The CBA hasn't been ratified, but when it has been, agents and general managers will pore over it to find unscoured ground, in hopes of seeing loopholes. The league office was none too pleased at the loopholes found in the previous agreement and sought to rectify these. Let's go over what I liked and disliked - things I think will be good for BOTH the league and players.
Let's start with dislikes first:
35+ Rule Stays: In fairness, I have followed a team that has had a 35+ contract on its books for all but two years of the previous CBA. Lou Lamoriello either didn't notice this rule or didn't care about it, and he had to trade away a first round pick and buyout Trent Hunter to rid himself of the onerous contracts he had as a result, in addition to the total lack of value each deal provided.
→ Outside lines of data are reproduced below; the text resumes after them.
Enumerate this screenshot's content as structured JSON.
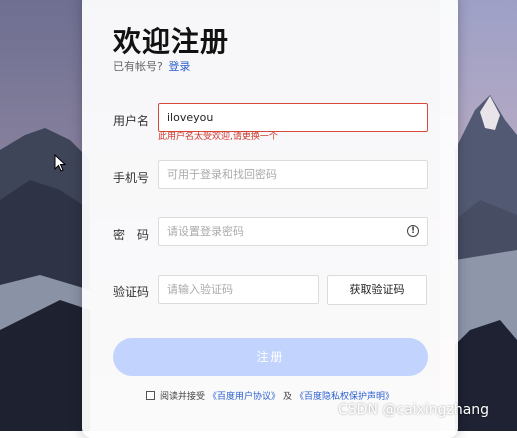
{
  "page": {
    "title": "欢迎注册",
    "has_account_text": "已有帐号?",
    "login_link": "登录"
  },
  "form": {
    "username_label": "用户名",
    "username_value": "iloveyou",
    "username_error": "此用户名太受欢迎,请更换一个",
    "phone_label": "手机号",
    "phone_placeholder": "可用于登录和找回密码",
    "password_label": "密　码",
    "password_placeholder": "请设置登录密码",
    "password_info_icon": "info-icon",
    "code_label": "验证码",
    "code_placeholder": "请输入验证码",
    "get_code_button": "获取验证码",
    "submit_button": "注册"
  },
  "agreement": {
    "prefix": "阅读并接受",
    "terms_link": "《百度用户协议》",
    "and": "及",
    "privacy_link": "《百度隐私权保护声明》"
  },
  "watermark": "CSDN @caixingzhang",
  "colors": {
    "error": "#d94a3e",
    "link": "#2a5fcf",
    "submit_disabled": "#c2d4fd"
  }
}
The 35+ Rule is designed to prevent teams from signing players to long contracts which they have no intention of fulfilling. However, with the new contract variance rules in place (a contract can't decrease by more than 35% year to year and any given year can't be less than 50% of the first year), the incentives for loading up deals to aging players isn't there. I don't see why this rule would stay in place - it prevents players from getting the security in a longer deal that they might want, and makes it more difficult for teams to trade players on one of these contracts.
Minimum Salary Increases: While I recognize that the NHL minimum salary should rise from its current $525,000 figure, I think its rising to $750,000 by 2021-22 is bad for teams. Although as we'll see later, the differences between two-way and one-way contracts have essentially been obliterated by this CBA, I just don't think 4th liners contribute enough to their team winning to have their contract go up by 50% over the course of 10 years, and that this is money being taken out of the pockets of players who contribute more to their teams. Are the NHL and NHLPA anticipating an equal rise in the salary cap?
Opt out After Year 8: I understand why this is in place, but it makes the CBA an 8 year deal, in effect. It's hard to imagine under what circumstances the owners won't lock the players out.
Rules I Like:
- Re-entry waivers gone: Fringe NHLers who crush the AHL had a troubling calculus to make each season. If they signed a one-way contract and didn't make the team out of camp, they could be stuck in the minor leagues all year. If they signed a two-way contract to make half their NHL salary at the AHL level, the same thing could happen. The only way they could guarantee an equal shot at being a callup was to lower their salary to $105,000 - I mean, that's certainly a fine amount of money, but hockey careers are short. The NHL was probably tired of losing these types of players to European leagues who were willing to pay more - it will be interesting to see who comes back to the NHL next year with this rule in place.
- All contracts count on the cap that are in excess of $375,000 more than the minimum salary, counting for the amount they are in excess, whether the player on that contract is playing in Europe or wherever: Certainly Wade Redden is enjoying his $6.5 million he's been receiving these last few years toiling for the Connecticut Whale. Still, it's hard to imagine that such a player wouldn't trade some guaranteed money for another chance at the NHL. Under the new system, the Rangers would be forced to buy Redden out. One might think this is awful for the Rangers, but they get a benefit: they can stash players making $1M in the minor leagues for only $100,000 on the cap. That player would be eligible for waivers (presumably), but without re-entry waivers, if the market considers that player overpriced, it will leave him alone. Big market teams still get an advantage wrt signing players here, it's just that it's at the NHL's fringe.
- Jeff Carter rule - No-trade clauses can come into effect when a player signs a new contract, not when he starts to play under that contract: This one feels pretty self-explanatory - the Flyers signing Jeff Carter to an 11 year contract and trading him is a massively bad faith move. The Flyers repeated this by trading James Van Riemsdyk after signing a 7 year contract. JVR would likely not have been protected by this rule, but still - it's awfully low to sign a player to a contract, thereby increasing his value, then fobbing him off on another team.
All in all, I think the NHL shored up a lot of loopholes in the previous agreement, but the players made some gains here, gains which are good both for players and for the league.